Records from a data source:
┌──

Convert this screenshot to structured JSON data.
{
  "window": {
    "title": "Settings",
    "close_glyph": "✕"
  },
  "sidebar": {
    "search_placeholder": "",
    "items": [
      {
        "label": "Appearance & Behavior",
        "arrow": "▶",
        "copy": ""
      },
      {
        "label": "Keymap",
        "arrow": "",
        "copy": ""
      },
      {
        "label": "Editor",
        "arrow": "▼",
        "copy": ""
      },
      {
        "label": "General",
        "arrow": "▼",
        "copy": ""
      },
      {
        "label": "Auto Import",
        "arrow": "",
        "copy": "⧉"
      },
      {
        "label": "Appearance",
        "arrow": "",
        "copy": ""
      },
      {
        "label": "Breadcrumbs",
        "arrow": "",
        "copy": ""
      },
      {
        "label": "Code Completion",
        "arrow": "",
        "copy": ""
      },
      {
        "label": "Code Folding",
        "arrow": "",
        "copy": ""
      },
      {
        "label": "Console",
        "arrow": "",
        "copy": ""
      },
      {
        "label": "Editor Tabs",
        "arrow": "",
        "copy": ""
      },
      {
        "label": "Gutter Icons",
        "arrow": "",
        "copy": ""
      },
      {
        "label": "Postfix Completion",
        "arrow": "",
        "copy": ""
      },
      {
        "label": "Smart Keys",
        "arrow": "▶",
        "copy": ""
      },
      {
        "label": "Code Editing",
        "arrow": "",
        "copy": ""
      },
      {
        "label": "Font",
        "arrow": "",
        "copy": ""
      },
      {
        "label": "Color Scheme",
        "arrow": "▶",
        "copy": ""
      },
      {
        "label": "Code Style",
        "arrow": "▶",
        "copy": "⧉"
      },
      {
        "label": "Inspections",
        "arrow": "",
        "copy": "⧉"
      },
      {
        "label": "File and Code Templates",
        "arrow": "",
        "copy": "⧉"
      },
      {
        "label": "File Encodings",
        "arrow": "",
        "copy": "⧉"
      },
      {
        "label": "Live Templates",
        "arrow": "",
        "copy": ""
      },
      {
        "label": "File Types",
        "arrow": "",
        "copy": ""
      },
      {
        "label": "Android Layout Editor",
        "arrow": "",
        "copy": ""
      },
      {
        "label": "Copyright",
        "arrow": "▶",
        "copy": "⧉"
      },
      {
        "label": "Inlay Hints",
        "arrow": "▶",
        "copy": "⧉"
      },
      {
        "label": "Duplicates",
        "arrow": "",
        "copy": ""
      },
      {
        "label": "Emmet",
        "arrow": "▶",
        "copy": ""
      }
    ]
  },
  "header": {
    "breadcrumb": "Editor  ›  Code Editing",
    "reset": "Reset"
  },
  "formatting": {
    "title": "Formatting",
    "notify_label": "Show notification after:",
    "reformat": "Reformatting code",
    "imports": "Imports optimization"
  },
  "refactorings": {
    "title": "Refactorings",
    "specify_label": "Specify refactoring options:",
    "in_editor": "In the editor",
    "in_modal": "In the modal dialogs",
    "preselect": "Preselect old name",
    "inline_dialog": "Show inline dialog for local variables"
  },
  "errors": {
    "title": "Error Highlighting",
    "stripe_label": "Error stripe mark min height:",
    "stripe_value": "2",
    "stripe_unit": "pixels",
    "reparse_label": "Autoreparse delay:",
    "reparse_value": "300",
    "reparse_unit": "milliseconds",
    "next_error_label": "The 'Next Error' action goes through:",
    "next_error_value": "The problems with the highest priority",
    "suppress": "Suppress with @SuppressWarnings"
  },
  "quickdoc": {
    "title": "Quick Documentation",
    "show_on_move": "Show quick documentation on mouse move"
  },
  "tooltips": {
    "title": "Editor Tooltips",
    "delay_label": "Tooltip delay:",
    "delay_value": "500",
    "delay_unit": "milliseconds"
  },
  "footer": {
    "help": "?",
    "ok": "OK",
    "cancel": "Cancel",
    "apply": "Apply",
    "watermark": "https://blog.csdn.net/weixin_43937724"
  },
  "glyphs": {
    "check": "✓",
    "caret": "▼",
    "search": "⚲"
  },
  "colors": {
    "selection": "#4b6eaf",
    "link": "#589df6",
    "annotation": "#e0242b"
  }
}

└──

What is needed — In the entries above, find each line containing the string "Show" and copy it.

Exercise output —
    "notify_label": "Show notification after:",
    "inline_dialog": "Show inline dialog for local variables"
    "show_on_move": "Show quick documentation on mouse move"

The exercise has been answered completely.